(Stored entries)
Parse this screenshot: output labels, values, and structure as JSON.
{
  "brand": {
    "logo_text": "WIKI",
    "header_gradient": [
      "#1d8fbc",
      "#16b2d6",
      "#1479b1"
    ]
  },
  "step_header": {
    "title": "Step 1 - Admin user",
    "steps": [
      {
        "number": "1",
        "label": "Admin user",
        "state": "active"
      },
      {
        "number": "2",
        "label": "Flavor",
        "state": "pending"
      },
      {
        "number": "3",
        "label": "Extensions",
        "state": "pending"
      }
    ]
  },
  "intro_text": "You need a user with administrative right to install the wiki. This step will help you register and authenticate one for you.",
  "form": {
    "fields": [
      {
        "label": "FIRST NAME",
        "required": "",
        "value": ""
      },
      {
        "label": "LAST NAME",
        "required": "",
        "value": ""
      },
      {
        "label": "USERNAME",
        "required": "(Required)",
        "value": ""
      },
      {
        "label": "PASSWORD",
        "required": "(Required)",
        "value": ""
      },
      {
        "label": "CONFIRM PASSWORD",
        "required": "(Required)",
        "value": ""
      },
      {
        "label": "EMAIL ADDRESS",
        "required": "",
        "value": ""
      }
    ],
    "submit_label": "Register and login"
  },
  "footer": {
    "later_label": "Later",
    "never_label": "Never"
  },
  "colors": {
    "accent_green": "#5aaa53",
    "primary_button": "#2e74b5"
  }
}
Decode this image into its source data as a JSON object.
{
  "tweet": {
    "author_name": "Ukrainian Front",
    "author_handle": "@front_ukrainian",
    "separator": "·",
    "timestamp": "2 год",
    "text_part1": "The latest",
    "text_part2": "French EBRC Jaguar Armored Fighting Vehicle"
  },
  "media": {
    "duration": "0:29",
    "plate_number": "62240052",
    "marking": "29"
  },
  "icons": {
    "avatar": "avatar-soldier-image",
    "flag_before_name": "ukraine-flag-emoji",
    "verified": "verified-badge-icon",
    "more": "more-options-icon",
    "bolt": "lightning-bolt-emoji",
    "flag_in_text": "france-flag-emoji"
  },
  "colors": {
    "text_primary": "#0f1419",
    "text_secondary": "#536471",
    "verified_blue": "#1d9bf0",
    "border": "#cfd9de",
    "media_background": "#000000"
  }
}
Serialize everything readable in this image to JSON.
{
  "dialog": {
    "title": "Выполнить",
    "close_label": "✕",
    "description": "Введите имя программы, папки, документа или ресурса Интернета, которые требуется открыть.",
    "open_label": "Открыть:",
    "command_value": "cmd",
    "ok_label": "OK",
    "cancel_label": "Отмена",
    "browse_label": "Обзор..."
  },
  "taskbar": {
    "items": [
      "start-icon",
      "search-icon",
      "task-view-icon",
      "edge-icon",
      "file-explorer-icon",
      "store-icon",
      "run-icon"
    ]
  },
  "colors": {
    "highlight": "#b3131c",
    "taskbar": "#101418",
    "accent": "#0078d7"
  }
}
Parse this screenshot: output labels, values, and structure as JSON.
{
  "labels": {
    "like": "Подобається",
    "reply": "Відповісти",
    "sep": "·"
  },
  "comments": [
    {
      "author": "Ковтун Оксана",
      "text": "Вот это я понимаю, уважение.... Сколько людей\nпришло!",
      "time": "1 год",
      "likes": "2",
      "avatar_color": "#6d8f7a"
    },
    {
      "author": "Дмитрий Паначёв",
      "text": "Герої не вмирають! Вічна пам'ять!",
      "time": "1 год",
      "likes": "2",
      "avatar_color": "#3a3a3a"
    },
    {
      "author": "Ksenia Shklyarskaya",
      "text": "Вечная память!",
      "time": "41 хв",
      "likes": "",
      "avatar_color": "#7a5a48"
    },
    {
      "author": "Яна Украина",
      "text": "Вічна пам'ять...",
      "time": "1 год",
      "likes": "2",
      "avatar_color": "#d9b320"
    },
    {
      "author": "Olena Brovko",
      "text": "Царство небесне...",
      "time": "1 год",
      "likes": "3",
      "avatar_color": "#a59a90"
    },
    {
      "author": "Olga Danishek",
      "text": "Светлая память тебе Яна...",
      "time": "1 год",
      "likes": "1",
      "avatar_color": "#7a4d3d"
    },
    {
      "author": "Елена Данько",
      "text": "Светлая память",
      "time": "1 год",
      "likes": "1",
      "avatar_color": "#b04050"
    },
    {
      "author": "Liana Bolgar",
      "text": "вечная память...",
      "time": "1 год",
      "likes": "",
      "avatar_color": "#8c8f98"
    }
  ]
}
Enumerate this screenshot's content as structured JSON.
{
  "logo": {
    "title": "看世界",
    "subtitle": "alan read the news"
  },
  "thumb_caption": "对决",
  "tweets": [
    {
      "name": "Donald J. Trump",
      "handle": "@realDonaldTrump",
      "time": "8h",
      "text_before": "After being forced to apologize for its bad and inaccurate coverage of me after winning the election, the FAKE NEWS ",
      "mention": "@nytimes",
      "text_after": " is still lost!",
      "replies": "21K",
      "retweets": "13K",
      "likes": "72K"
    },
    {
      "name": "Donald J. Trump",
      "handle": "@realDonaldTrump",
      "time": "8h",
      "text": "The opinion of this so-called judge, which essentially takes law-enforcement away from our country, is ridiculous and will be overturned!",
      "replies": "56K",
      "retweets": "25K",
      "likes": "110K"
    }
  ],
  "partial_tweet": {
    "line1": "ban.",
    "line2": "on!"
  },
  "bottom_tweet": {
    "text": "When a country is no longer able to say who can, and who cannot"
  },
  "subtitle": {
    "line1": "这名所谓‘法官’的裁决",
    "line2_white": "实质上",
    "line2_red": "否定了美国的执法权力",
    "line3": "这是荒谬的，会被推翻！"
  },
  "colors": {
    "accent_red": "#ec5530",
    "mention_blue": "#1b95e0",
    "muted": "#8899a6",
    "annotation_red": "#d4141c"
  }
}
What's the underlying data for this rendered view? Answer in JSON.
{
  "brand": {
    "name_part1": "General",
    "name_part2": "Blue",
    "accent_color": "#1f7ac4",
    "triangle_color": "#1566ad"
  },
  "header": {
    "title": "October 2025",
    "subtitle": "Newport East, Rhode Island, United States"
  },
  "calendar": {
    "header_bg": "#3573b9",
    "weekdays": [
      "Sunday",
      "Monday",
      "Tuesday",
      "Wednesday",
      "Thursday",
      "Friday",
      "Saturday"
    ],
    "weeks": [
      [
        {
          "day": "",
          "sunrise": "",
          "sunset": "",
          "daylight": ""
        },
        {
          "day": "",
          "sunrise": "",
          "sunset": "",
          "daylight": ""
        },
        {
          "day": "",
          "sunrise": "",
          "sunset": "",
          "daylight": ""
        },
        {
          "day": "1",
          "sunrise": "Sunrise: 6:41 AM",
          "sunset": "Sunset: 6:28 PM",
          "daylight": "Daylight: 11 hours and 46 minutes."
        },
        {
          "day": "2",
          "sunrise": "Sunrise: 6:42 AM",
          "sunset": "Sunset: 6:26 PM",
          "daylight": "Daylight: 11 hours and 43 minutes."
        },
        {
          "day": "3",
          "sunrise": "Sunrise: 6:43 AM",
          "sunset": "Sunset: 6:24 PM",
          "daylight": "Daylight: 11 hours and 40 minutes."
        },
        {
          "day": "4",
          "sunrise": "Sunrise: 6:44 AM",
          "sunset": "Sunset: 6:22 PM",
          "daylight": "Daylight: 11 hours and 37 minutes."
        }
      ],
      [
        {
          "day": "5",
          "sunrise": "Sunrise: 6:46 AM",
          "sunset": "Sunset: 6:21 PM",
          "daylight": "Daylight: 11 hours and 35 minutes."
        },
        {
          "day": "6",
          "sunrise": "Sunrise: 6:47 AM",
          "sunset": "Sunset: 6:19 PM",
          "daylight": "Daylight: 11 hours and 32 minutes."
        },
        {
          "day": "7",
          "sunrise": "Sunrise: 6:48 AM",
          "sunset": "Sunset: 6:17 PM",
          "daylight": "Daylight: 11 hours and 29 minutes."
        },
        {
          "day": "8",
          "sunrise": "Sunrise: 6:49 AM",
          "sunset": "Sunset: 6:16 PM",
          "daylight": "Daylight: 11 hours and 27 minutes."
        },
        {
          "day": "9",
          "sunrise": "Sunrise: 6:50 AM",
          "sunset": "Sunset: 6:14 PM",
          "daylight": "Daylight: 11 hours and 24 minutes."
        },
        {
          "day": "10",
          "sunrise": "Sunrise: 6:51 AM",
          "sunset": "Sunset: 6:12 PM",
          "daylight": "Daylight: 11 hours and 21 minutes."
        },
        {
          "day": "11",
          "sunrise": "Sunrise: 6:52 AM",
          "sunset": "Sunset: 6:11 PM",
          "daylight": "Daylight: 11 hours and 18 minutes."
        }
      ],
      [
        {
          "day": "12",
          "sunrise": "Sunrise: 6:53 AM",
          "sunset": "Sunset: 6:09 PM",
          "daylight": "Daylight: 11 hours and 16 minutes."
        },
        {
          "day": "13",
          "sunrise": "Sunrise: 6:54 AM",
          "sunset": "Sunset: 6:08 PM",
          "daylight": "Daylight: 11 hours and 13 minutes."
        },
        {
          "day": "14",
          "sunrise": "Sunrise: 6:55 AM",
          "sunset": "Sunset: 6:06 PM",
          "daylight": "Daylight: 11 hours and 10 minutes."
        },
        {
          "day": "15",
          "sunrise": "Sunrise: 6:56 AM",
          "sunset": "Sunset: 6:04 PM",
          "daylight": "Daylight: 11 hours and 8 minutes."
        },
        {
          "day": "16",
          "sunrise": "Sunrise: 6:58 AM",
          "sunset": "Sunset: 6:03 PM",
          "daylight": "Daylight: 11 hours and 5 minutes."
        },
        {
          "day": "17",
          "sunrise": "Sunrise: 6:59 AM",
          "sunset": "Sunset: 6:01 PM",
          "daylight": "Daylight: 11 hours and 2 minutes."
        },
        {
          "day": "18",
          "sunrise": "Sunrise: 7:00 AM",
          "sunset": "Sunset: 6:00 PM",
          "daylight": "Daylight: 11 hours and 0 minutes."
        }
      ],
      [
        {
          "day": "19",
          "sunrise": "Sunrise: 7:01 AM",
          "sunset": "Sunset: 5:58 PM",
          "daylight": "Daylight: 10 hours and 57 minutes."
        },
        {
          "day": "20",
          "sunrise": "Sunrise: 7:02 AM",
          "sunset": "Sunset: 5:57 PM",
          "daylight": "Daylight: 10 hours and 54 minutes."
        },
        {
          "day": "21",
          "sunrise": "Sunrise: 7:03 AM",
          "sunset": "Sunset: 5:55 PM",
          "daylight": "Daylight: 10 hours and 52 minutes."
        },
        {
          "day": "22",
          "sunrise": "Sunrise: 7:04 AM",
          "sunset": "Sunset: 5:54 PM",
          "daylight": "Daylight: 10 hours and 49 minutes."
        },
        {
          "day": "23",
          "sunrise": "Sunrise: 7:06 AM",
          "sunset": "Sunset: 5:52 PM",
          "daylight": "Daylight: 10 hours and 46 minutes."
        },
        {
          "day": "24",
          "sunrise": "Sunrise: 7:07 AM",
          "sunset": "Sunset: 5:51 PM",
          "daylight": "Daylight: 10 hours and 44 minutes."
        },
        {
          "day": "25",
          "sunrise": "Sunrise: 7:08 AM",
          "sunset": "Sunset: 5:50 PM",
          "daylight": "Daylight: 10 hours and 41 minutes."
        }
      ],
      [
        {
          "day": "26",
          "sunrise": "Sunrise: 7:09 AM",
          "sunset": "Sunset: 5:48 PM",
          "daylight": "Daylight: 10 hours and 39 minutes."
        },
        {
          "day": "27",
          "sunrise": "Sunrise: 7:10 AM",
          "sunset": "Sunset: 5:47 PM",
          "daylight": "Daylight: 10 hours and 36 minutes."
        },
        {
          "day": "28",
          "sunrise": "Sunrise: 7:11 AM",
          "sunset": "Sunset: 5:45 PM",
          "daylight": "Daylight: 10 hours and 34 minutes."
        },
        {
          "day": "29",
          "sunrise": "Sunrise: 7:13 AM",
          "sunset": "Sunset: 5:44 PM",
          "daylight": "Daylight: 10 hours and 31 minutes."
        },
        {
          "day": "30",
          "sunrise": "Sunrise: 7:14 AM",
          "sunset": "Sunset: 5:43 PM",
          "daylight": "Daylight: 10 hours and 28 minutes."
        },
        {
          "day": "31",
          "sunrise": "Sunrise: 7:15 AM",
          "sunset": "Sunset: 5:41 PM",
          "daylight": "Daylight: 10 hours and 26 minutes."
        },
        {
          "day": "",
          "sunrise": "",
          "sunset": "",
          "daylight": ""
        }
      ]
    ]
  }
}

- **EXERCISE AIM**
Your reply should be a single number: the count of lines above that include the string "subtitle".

- **SOLUTION FOR THIS EXERCISE**
3